And migrant sex workers presumably feel just as uneasy about reporting bad experiences with clients?
What we know from research internationally is that sex workers typically see that most of their clients are not violent, but there is a proportion of people who are violent. And what that means to migrant sex workers here is that, if they do have a bad experience with a client, it’s very difficult for them to report to Police because they fear Police sharing information with immigration on their status. One that comes to mind is a sex worker who had a client turn up and demand free services and openly said, ‘I know you’re not allowed to work here so you have to do this.’ A migrant sex worker we interviewed talked about clients who treated her differently and assumed that she didn’t have the right to work in New Zealand and would say things like, ‘You have to give me good service’ and use coercive language, inferring that she didn’t have a right to work here therefore she had to do what they say. This is a minority of people, but the legislation has provided a context in which it’s easier for people to behave in these ways without worrying about the consequences.
Where should we go now with regards to this law?
It definitely needs to be amended so that people who have the right to work in New Zealand on temporary visa can do sex work. There’s no logical reason to prohibit it. The New Zealand government also needs to look at providing protection for all migrant sex workers from deportation if they report violence and exploitation. It definitely needs to be amended. I think just living with the fear of deportation is just really harmful—even if they don’t encounter an exploitative employer or an abusive client, just living with that fear constantly is really damaging.
Is this clause a result of the on-going stigmatisation of sex work?
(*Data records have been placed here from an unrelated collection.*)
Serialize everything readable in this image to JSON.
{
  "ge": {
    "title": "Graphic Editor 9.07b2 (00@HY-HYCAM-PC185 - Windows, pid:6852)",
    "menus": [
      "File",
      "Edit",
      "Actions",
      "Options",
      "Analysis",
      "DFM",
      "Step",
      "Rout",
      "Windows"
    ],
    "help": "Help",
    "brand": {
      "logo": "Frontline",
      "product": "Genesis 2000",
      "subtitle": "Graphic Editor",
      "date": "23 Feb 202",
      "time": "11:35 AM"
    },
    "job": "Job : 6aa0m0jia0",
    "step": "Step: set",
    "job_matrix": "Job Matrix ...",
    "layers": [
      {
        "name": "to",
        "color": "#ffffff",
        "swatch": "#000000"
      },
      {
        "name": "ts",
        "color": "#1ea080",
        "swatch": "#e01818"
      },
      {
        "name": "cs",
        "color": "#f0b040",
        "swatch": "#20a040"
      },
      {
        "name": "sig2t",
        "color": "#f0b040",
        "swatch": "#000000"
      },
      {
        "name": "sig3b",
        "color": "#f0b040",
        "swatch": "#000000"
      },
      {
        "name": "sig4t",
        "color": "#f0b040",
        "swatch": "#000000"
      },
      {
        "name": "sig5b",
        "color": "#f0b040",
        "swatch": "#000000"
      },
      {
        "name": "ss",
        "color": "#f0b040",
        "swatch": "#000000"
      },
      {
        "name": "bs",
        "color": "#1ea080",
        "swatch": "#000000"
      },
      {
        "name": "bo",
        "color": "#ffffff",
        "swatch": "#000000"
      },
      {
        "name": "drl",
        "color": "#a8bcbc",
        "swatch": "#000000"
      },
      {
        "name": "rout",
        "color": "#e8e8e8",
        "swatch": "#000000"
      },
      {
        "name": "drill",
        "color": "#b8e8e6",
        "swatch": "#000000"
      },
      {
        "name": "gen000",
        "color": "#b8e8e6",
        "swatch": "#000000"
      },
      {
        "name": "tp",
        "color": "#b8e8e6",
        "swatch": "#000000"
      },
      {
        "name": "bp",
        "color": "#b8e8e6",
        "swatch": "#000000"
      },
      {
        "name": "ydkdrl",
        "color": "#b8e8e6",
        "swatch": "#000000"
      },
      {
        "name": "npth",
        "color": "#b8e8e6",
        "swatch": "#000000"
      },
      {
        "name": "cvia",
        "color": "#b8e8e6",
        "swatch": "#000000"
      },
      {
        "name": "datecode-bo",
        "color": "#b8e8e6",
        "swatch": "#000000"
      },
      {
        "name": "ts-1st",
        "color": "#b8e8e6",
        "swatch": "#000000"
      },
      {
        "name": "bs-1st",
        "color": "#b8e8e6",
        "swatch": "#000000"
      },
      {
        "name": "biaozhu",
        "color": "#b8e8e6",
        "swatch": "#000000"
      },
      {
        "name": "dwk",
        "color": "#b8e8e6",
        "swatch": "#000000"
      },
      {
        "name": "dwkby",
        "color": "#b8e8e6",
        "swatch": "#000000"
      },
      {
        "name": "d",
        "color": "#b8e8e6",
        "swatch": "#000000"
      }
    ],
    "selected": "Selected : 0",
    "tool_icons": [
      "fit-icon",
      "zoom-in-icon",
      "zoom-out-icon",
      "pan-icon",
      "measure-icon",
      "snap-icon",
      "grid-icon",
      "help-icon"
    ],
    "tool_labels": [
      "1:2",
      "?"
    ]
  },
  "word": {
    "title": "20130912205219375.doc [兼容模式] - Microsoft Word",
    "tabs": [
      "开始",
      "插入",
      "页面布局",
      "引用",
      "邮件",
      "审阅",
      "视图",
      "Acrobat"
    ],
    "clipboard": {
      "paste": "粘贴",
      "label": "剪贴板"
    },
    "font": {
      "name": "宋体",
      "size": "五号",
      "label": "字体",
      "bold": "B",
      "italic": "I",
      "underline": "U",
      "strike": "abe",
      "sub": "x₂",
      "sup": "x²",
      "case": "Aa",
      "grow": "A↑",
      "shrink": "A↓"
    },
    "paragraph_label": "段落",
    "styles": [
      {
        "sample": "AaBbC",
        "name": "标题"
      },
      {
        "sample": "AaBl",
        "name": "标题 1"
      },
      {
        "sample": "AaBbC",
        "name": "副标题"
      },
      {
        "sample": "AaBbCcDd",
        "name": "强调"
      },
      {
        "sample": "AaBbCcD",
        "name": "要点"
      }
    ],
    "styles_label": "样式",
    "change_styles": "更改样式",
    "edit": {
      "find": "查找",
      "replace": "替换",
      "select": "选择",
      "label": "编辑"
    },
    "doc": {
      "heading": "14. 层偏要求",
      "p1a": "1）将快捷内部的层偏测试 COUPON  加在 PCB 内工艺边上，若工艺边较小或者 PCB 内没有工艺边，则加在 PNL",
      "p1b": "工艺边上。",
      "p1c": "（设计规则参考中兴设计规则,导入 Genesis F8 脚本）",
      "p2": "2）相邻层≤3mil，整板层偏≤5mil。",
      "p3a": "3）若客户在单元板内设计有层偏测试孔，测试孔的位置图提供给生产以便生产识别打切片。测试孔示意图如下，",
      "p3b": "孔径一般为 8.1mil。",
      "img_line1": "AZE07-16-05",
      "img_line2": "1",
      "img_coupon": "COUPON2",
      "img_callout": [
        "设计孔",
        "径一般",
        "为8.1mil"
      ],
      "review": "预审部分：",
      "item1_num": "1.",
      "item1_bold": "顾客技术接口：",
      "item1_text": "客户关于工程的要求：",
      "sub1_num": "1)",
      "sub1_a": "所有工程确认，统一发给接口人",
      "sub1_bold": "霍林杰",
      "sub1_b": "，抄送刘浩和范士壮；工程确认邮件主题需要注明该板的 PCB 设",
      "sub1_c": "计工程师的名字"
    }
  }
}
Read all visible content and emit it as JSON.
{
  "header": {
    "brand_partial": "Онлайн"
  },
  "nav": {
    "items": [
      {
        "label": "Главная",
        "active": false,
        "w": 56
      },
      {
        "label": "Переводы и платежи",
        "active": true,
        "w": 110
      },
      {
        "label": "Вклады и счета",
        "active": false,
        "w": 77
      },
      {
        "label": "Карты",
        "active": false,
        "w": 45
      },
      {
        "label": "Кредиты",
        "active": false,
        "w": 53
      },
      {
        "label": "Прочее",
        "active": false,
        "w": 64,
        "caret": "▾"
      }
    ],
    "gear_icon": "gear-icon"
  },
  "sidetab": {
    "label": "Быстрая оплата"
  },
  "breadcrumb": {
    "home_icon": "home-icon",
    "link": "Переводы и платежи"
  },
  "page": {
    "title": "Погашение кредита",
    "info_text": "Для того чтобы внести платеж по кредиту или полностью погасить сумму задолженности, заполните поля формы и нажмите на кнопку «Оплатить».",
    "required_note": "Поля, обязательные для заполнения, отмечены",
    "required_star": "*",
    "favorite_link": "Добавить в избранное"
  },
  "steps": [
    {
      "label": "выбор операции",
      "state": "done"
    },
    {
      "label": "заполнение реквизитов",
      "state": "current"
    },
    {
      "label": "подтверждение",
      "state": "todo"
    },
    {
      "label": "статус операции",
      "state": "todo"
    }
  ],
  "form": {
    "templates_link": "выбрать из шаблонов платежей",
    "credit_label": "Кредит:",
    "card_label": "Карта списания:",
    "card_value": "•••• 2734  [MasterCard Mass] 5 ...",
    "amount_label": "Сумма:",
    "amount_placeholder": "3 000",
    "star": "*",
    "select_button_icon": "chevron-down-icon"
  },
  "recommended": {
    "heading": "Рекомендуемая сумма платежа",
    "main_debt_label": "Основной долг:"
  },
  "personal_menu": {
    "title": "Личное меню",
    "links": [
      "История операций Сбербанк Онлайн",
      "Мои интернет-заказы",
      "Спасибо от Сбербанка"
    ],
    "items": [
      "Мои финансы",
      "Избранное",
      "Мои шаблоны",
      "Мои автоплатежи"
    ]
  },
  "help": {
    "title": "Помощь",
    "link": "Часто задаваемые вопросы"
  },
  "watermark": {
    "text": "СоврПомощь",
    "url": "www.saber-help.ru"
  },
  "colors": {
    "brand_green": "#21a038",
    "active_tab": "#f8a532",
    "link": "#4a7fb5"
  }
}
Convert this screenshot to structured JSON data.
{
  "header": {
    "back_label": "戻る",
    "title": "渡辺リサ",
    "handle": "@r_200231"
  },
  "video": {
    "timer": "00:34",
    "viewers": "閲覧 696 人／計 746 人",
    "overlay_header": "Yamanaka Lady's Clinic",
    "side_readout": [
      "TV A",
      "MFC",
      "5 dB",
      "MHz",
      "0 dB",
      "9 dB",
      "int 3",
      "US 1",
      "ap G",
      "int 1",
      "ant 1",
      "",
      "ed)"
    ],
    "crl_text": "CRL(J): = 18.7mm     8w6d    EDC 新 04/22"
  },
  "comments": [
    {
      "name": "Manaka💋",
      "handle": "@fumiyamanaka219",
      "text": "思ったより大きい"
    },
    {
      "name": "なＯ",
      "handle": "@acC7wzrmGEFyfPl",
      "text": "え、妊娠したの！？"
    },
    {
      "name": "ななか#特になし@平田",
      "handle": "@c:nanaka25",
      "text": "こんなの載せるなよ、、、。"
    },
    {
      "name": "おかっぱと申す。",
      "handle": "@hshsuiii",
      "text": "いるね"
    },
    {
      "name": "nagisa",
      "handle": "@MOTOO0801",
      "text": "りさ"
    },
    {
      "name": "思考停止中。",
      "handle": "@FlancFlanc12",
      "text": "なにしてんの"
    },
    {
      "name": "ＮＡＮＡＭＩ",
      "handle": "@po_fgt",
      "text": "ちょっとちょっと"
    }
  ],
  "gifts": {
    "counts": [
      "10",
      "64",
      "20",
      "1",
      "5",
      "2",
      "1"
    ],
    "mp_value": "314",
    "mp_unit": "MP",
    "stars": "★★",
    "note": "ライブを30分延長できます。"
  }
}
I think that we’ve gotten so much right about sex work in New Zealand in relation to providing protections for sex workers and rights for sex workers. But it’s profoundly discriminatory that there is this clause in the Prostitution Reform Act. Trafficking can and does occur in industries other than sex work, so in agriculture, fisheries, hospitality. And in fact, I would say, we have more documented cases in New Zealand those areas, but there is no law that prohibits temporary migrants from working in those industries.
There is already comprehensive legislation in New Zealand to respond to human trafficking. There is no logical reason to single out sex work and have a specific clause in relation to that—I think that it is definitely very stigmatising, particularly for migrant workers, and specifically for those who are not white and who are not native English speakers, because they are often the people who get targeted.
Trafficking in any industry doesn’t occur simply because that industry exists. There are complex drivers that require complex long-term solutions, so poverty, inequality, deeply entrenched discrimination that limits people’s freedom of movement. To respond to the extreme violence that trafficking represents, what we need to be tackling are these entrenched social conditions, not putting measures in place that criminalise people in those situations.